PoE lock solution

Power over Ethernet locks reduce the energy consumption of electronic access control systems. PoE locks require little electricity and are powered by the same data cables that connect to phones, computers, and other devices. Since this uses the same IP networks, streaming the installation process reduces costs and components and minimizing power consumption. 

Many facilities incorporate traditional Electronic Access Control (EAC) systems. These components are all connected to an access control panel and require a low voltage power supply.  Many of these supplies use a significant amount of power even on standby mode and require additional infrastructure and power to operate. 

The development of PoE devices has significantly improved the performance of EAC systems. When the total Life Cycle Analysis (LCA) of a PoE system is considered, the result is less energy and material used during manufacturing, shippings, installation, and use. PoE locks are energy efficient offering only 2.85 watts per lock, which is 50% less than EAC devices. 

Reducing power consumption with actuators

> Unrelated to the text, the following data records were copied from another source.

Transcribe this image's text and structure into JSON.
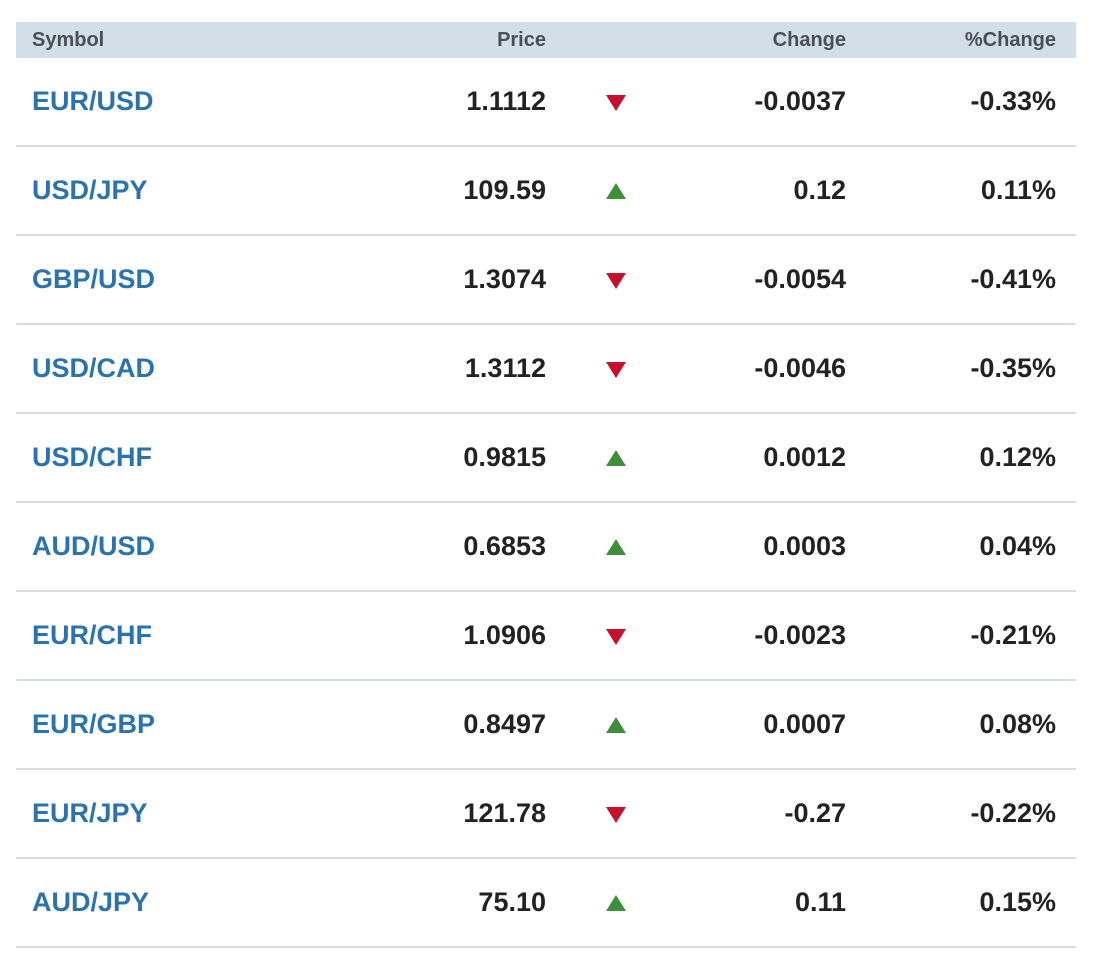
{
  "header": {
    "symbol": "Symbol",
    "price": "Price",
    "change": "Change",
    "pct_change": "%Change"
  },
  "colors": {
    "up": "#3f8f3a",
    "down": "#c8102e",
    "symbol_link": "#2b73ae",
    "header_bg": "#d3dfe8"
  },
  "rows": [
    {
      "symbol": "EUR/USD",
      "price": "1.1112",
      "direction": "down",
      "icon": "down-triangle-icon",
      "change": "-0.0037",
      "pct_change": "-0.33%"
    },
    {
      "symbol": "USD/JPY",
      "price": "109.59",
      "direction": "up",
      "icon": "up-triangle-icon",
      "change": "0.12",
      "pct_change": "0.11%"
    },
    {
      "symbol": "GBP/USD",
      "price": "1.3074",
      "direction": "down",
      "icon": "down-triangle-icon",
      "change": "-0.0054",
      "pct_change": "-0.41%"
    },
    {
      "symbol": "USD/CAD",
      "price": "1.3112",
      "direction": "down",
      "icon": "down-triangle-icon",
      "change": "-0.0046",
      "pct_change": "-0.35%"
    },
    {
      "symbol": "USD/CHF",
      "price": "0.9815",
      "direction": "up",
      "icon": "up-triangle-icon",
      "change": "0.0012",
      "pct_change": "0.12%"
    },
    {
      "symbol": "AUD/USD",
      "price": "0.6853",
      "direction": "up",
      "icon": "up-triangle-icon",
      "change": "0.0003",
      "pct_change": "0.04%"
    },
    {
      "symbol": "EUR/CHF",
      "price": "1.0906",
      "direction": "down",
      "icon": "down-triangle-icon",
      "change": "-0.0023",
      "pct_change": "-0.21%"
    },
    {
      "symbol": "EUR/GBP",
      "price": "0.8497",
      "direction": "up",
      "icon": "up-triangle-icon",
      "change": "0.0007",
      "pct_change": "0.08%"
    },
    {
      "symbol": "EUR/JPY",
      "price": "121.78",
      "direction": "down",
      "icon": "down-triangle-icon",
      "change": "-0.27",
      "pct_change": "-0.22%"
    },
    {
      "symbol": "AUD/JPY",
      "price": "75.10",
      "direction": "up",
      "icon": "up-triangle-icon",
      "change": "0.11",
      "pct_change": "0.15%"
    }
  ]
}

Electronic locking products are being updated to lessen their energy draw. The actuator does not produce heat and load on a physical access control system is less sensitive to extended wire, and operates across a wider voltage range. Such technical improvements drastically increase the energy efficiency of access control products, making them a perfect fit under the new LEED v4 guidelines.